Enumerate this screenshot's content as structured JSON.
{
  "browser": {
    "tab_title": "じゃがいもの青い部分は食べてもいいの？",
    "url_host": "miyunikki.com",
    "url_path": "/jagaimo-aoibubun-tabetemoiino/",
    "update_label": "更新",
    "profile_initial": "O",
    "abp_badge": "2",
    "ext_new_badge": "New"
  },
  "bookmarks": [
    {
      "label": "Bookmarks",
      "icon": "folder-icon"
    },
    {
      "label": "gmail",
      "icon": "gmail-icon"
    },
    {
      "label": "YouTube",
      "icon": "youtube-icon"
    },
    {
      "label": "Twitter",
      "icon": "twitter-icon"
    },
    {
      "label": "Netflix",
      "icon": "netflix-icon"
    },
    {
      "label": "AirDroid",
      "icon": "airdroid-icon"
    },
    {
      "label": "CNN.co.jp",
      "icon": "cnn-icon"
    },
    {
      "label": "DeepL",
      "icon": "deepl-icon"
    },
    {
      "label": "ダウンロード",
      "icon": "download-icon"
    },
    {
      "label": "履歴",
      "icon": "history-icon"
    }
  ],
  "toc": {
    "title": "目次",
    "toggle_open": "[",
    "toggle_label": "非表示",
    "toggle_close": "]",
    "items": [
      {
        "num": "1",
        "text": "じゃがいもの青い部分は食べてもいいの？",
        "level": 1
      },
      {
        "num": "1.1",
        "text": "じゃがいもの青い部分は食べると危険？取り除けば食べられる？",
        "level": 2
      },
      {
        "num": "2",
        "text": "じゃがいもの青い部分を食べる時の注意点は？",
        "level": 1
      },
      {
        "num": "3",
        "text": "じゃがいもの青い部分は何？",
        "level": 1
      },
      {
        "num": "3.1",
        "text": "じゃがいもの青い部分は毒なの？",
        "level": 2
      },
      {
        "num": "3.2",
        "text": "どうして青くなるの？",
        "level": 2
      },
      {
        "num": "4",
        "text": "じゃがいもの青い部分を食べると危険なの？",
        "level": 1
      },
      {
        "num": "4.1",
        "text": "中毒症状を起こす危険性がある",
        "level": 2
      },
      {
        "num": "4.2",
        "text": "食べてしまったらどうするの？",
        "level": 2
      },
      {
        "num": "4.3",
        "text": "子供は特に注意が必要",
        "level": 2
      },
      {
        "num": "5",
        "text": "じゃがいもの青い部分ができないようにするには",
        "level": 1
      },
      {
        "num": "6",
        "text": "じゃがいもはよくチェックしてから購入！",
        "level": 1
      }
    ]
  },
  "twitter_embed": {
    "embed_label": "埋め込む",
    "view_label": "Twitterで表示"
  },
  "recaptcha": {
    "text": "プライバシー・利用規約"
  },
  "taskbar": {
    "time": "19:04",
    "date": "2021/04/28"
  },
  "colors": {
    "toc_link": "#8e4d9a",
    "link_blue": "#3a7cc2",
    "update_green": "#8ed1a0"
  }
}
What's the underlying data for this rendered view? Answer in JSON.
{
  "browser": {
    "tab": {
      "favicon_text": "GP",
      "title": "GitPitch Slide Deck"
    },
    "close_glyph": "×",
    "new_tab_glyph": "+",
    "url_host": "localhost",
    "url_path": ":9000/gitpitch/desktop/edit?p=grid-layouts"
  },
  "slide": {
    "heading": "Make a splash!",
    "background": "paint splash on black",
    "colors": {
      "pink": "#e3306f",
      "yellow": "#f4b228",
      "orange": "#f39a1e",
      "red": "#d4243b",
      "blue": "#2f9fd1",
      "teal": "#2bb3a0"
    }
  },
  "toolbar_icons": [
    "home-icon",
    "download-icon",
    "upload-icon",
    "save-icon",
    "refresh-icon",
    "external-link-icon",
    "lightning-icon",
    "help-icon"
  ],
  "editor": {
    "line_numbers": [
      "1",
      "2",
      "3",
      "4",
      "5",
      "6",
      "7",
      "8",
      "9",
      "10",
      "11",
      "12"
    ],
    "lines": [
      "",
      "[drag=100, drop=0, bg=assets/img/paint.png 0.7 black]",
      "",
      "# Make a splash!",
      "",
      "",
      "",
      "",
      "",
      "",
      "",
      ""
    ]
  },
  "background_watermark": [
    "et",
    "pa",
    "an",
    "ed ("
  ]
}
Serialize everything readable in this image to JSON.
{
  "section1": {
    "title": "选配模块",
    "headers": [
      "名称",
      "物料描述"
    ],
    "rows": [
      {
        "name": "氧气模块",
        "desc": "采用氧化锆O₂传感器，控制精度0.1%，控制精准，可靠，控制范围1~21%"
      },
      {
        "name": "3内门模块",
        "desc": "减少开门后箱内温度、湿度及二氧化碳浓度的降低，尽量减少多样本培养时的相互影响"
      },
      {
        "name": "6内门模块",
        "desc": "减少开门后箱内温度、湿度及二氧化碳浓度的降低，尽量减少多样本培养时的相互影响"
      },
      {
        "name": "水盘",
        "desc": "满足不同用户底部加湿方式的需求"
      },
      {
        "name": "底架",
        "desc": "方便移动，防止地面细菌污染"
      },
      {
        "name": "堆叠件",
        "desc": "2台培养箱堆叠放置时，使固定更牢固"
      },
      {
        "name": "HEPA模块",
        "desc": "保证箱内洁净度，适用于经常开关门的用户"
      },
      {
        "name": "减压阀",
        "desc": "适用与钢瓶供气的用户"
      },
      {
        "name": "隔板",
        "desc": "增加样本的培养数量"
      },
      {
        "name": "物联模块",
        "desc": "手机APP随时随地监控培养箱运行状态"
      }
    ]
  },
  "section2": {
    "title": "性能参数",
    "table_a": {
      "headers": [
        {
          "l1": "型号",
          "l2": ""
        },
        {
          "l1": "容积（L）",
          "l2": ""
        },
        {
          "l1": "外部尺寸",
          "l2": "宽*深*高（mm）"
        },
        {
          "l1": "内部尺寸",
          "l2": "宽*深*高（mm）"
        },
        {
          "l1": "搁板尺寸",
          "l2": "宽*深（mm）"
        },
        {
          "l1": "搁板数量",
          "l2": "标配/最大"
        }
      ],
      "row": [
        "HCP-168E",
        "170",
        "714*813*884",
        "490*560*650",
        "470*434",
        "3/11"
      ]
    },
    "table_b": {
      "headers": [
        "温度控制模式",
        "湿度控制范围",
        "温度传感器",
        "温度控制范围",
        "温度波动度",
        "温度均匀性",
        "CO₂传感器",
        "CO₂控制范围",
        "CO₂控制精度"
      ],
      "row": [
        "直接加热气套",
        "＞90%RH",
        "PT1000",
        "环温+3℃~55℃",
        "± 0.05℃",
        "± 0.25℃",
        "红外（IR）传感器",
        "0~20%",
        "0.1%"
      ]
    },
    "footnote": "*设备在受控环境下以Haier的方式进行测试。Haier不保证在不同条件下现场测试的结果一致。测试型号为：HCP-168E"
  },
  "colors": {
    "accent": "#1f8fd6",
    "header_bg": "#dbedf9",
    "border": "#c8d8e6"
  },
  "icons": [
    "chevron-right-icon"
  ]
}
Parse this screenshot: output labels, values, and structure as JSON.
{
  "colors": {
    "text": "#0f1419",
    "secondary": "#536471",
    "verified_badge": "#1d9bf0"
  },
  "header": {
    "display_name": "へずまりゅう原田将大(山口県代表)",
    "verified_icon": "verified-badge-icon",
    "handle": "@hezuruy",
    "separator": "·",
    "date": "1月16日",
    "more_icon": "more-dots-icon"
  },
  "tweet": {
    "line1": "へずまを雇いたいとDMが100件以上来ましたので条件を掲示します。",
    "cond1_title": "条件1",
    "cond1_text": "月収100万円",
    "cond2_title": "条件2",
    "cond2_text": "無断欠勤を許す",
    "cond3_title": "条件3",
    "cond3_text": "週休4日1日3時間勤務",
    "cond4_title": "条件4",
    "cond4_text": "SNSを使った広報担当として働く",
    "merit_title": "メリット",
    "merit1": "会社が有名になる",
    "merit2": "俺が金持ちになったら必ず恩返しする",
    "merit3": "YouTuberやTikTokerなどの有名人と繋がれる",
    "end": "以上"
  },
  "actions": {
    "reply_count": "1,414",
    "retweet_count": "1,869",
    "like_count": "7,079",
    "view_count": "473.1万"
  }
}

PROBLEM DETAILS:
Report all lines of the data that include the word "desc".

WRITTEN SOLUTION:
        "desc": "采用氧化锆O₂传感器，控制精度0.1%，控制精准，可靠，控制范围1~21%"
        "desc": "减少开门后箱内温度、湿度及二氧化碳浓度的降低，尽量减少多样本培养时的相互影响"
        "desc": "减少开门后箱内温度、湿度及二氧化碳浓度的降低，尽量减少多样本培养时的相互影响"
        "desc": "满足不同用户底部加湿方式的需求"
        "desc": "方便移动，防止地面细菌污染"
        "desc": "2台培养箱堆叠放置时，使固定更牢固"
        "desc": "保证箱内洁净度，适用于经常开关门的用户"
        "desc": "适用与钢瓶供气的用户"
        "desc": "增加样本的培养数量"
        "desc": "手机APP随时随地监控培养箱运行状态"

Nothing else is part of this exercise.